Only the lines with "text" in the entries below belong in the answer; please copy them.

Top of Supplied data

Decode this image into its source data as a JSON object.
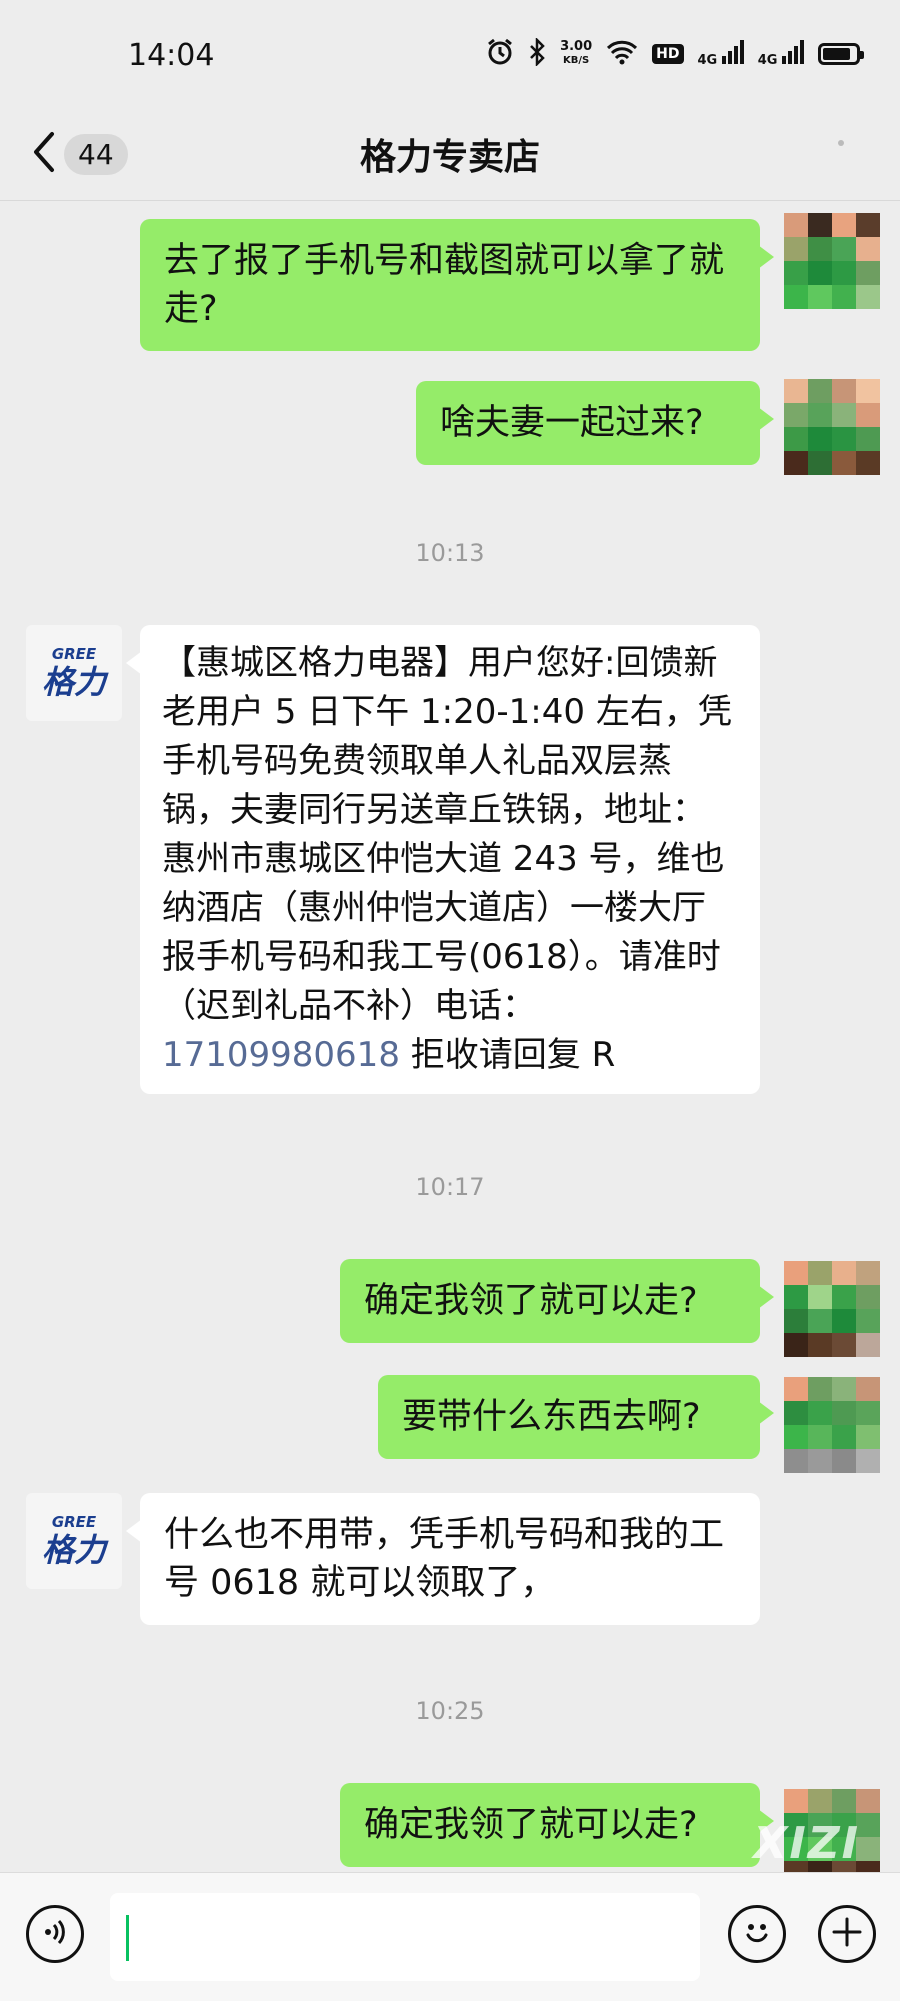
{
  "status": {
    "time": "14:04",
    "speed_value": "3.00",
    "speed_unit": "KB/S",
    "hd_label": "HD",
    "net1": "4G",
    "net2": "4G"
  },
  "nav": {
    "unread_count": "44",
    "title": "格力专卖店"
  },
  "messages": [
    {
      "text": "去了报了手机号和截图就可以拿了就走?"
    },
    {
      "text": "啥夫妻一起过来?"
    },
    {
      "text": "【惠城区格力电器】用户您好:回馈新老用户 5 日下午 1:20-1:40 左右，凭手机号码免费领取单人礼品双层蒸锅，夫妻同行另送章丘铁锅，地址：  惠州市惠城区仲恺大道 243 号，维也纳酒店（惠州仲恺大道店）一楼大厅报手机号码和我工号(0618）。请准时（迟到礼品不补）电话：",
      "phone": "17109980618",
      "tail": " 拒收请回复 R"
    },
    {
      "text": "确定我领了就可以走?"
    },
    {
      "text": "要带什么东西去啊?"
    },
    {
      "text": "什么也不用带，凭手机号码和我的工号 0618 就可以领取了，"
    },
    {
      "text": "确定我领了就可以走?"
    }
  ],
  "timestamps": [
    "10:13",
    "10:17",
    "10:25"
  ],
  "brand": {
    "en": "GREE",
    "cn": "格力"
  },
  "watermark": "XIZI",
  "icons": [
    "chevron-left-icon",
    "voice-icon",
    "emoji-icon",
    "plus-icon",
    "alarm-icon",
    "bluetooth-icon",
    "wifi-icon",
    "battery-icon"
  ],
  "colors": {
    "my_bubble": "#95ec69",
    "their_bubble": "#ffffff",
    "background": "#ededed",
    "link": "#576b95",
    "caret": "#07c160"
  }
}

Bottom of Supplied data
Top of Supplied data

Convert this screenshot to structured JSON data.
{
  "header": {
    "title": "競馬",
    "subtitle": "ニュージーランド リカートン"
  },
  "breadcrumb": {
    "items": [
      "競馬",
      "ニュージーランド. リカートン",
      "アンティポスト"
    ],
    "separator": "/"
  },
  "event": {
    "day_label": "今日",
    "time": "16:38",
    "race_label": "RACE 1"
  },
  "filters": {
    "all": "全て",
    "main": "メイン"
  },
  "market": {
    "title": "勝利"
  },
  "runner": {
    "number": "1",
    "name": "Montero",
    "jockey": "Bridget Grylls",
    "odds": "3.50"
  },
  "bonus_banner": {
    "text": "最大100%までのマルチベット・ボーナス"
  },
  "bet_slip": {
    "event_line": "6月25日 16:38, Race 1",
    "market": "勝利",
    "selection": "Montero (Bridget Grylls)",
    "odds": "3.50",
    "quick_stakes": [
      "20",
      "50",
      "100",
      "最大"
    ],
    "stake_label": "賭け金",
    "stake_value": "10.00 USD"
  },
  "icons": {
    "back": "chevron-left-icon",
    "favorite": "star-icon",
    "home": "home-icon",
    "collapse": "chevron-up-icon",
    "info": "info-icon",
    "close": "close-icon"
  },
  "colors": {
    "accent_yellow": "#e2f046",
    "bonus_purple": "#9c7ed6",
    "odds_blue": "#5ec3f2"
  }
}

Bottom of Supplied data

Response below:
      "text": "去了报了手机号和截图就可以拿了就走?"
      "text": "啥夫妻一起过来?"
      "text": "【惠城区格力电器】用户您好:回馈新老用户 5 日下午 1:20-1:40 左右，凭手机号码免费领取单人礼品双层蒸锅，夫妻同行另送章丘铁锅，地址：  惠州市惠城区仲恺大道 243 号，维也纳酒店（惠州仲恺大道店）一楼大厅报手机号码和我工号(0618）。请准时（迟到礼品不补）电话：",
      "text": "确定我领了就可以走?"
      "text": "要带什么东西去啊?"
      "text": "什么也不用带，凭手机号码和我的工号 0618 就可以领取了，"
      "text": "确定我领了就可以走?"
    "text": "最大100%までのマルチベット・ボーナス"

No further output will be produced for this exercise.